It was a highly informal system, but it had worked. It was tough on us, but it wasn't any harder than freelance grifting, had been. It left an awful lot to personal discretion, and we paid ourselves out of whatever came to hand, but there hadn't been any big totalitarian regimes lately, either.
"Yeah, I did pretty well," I repeated.
Ming puckered his mouth and winked. I used to try and figure out how he did it, standing behind his bar all day, never going out, never talking much except to a few people like me. But knew for sure that he could have told me exactly how much I'd made on that Venus job--and the gimmick I'd pulled to get it past Customs, too.
But that was why I was in here. Something was up--something big, and I wanted find out what it was before every grifter and chiseler the System tried to cut a piece of it for himself.
"I got a note in my mailbox today," I said casually.
"Yeah?" he asked, just as quietly.
"Must have been put there as soon as I touched down this morning. Somebody wants me to go to work for them. They're paying high--too high, maybe. Hear anything about a big job coming off somewhere?"
Ming grinned. "If you mean that little letter from Transolar, yeah, I know about that." He got serious, and moved closer.
"But that's all I know, and nobody else knows even that much. Sure, something's cooking, but nobody knows what it is. I--" He broke off. "You've got company. Boy, have you got company!"
I looked in the back bar mirror. A girl had come in the doorway and was walking toward me. Her dress tightened in intriguing places. Her face was as much of a treat. High-cheeked, brown-eyed, with a small, uptilted nose and a full mouth, it was framed by short curly hair the color of new copper wire. I liked it.
So did the spacemen and the dockworkers sitting at the bar. One or two half-rose to invite her to join them, but they sat down again when they saw who she was headed for.
There was something about that hair. I'd seen it before, somewhere.
The guy next to me got up and slid out of the way. I let my eyes stay on the bottles on the back-bar until she sat down beside me. I gave Ming a look. He nodded, and moved down the bar.
The voice was low, but crisp. It had whispers and murmurs in it, too, and I knew I'd heard it before.
"I'm Pat McKay."
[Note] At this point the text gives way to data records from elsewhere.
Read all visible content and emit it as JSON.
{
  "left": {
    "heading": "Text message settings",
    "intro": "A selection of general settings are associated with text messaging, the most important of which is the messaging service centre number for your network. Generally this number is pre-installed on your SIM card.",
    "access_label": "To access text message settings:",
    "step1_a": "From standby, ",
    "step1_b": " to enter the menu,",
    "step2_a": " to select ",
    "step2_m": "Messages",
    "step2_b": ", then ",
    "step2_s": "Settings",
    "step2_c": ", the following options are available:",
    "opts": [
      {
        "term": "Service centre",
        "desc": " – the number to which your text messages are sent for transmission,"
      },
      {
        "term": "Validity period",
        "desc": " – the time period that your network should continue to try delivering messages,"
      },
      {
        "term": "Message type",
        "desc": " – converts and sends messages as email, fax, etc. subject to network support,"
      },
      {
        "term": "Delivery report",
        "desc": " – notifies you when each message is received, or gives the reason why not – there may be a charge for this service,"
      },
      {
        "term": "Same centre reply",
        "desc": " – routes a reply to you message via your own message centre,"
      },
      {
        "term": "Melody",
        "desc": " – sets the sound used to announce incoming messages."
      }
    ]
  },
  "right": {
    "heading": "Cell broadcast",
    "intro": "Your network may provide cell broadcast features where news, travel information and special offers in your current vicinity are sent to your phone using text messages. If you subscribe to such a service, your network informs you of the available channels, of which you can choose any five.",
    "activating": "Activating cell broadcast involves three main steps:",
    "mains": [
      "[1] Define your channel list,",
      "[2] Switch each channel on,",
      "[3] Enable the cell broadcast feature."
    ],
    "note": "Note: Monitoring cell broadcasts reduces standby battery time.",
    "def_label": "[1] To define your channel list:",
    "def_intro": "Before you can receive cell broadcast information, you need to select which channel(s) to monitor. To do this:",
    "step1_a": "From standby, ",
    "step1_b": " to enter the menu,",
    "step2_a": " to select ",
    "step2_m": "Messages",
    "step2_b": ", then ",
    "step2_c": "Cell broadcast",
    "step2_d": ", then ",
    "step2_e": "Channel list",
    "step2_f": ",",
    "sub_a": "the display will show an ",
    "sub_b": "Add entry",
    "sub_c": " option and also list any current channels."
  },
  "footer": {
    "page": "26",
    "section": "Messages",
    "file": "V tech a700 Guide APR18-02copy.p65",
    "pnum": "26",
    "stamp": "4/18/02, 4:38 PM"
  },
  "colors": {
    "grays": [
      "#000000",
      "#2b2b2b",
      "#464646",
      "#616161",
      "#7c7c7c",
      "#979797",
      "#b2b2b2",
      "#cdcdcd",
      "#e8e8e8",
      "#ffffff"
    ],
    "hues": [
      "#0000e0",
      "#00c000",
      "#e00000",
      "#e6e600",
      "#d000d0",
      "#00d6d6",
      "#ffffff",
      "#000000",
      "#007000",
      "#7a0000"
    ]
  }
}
I turned my head and looked at her. Her dress, tight as paint from hem to bodice, was mysteriously loose in the sleeves. Ruffles at each shoulder hid bulges that Mother Nature never put there. They looked more like twin shoulder holsters. They were.